Police give room to St. Louis protests until trouble starts

Police have given demonstrators in the latest St. Louis protests a wide berth, applying a lesson learned in nearby Ferguson to offer protesters ample room to have their say, at least until trouble starts.

But critics complain that the tactic comes with an unjust catch: If vandalism or rock throwing begin, officers order crowds to disperse and block all exits. The result, they say, is an arrest net that sweeps up journalists, bystanders and peaceful demonstrators.

The most recent round of protests began Friday after a judge acquitted former St. Louis police officer Jason Stockley, who is white, of murder in the death of a black drug suspect, Anthony Lamar Smith.

In Ferguson, police drew heavy criticism for their militarized response to protests after unarmed 18-year-old Michael Brown, who was black, was fatally shot on Aug. 9, 2014, by white officer Darren Wilson, who was not charged and later resigned.

This time around, officers standing near protests do not respond to verbal abuse, nor do they intervene when demonstrators engage in minor civil disobedience like blocking streets. In fact, officers reroute traffic to keep them safe.

At times in Ferguson, police would converge on protesters throwing things at them or breaking windows, then allow the protest to continue. But now, once things take a turn for the worse, authorities declare that the protest is over.

David Klinger, a University of Missouri-St. Louis criminologist and former Los Angeles police officer, said officers face a difficult task because they do not want to break up a protest without cause, but they must act quickly to protect people and property when things go awry.

"The key to managing a gathering is to move in and catch it at that moment," Klinger said. "When rocks and bottles start coming or people start smashing cars or windows, that's the inflection point."

When the trouble begins, additional officers quickly arrive from staging areas, with shields, helmets and gas masks. They form lines blocking streets. An officer on a bullhorn announces that the demonstration is no longer a lawful assembly and order people to disperse.
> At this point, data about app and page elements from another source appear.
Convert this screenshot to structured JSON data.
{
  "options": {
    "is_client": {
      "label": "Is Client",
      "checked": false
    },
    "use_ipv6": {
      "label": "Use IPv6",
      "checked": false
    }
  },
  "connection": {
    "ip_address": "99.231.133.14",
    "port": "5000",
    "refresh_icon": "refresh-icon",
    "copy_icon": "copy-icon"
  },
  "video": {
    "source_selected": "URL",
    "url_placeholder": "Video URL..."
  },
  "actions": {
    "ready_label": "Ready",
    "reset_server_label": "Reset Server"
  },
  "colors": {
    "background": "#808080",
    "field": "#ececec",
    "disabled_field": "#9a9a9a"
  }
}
Then the police lines start to close in, and arrests are made. The process is aimed at containing people into a limited area — a practice known as "kettling." But it has drawn objections from those who say it ensnares innocent people who cannot escape and subjects them to rough treatment that can include being struck by officers and pepper sprayed, not to mention detained for hours.

The tactics were used Sunday when, after a long and peaceful day of protests, about 100 people lingered and marched into downtown St. Louis. A small number of those in the group broke windows, smashed concrete flower pots and threw things at police.

Hundreds of officers in riot gear emerged and eventually encircled the group. When officers began tapping batons in unison, it seemed like a signal to move in.

Many of the 123 people arrested were caught in the kettle. But some were not protesters. Some said they were just bystanders. At least one was a journalist.

In fact, all but three of the 123 arrests were for the municipal citation "failure to disperse." One man was arrested for resisting arrest, one for disturbing the peace and one for riding a bike on a sidewalk. No one was charged with assaulting an officer or destroying property.

St. Louis Post-Dispatch journalist Mike Faulk told the newspaper he heard repeated commands to "move back" but had nowhere to go. He said officers knocked him down, and he was pepper sprayed in the face.

Some arrested protesters said they were roughed up.

Sean Porter, 25 of St. Louis, said he could not leave despite the order to disperse because police blocked every corner.

"They threw us on the ground, sprayed us, hit us, everything," Porter said. "It was tragic."

St. Louis police said in a statement that the new tactics are deployed "when criminal activity arises" and that "escalation depends on the level of aggression."

The kettling process has been used on protesters before, including at demonstrations on the day President Donald Trump was inaugurated, when 230 people were arrested in Washington, D.C. The ACLU alleged in a lawsuit that many of those arrested were innocent people.

The ACLU is considering a lawsuit over the St. Louis arrests, ACLU of Missouri attorney Anthony Rothert said.

Protesters were also angered by police chanting "Whose streets? Our streets!" Sunday night, a chant captured on video and posted on social media. It's one of the many chants common during demonstrations.

St. Louis police spokeswoman Schron Jackson said the department is reviewing the footage.

"We hold our officers to the highest standards of professionalism and any officer not meeting those standards will be held accountable," she said.

In a statement issued Tuesday, Mayor Lyda Krewson said the police department's internal affairs division is reviewing complaints of misconduct. Although officers are working long hours in "tense and hostile situations," she said, the mayor and the chief expect them to "conduct themselves professionally."

Despite the occasional flare-ups, St. Louis County police spokesman McGuire said the protests are a far cry from those in Ferguson.

"We're not getting shot at this go-around," McGuire said. "The main difference now is the gunshots and the looting aren't happening."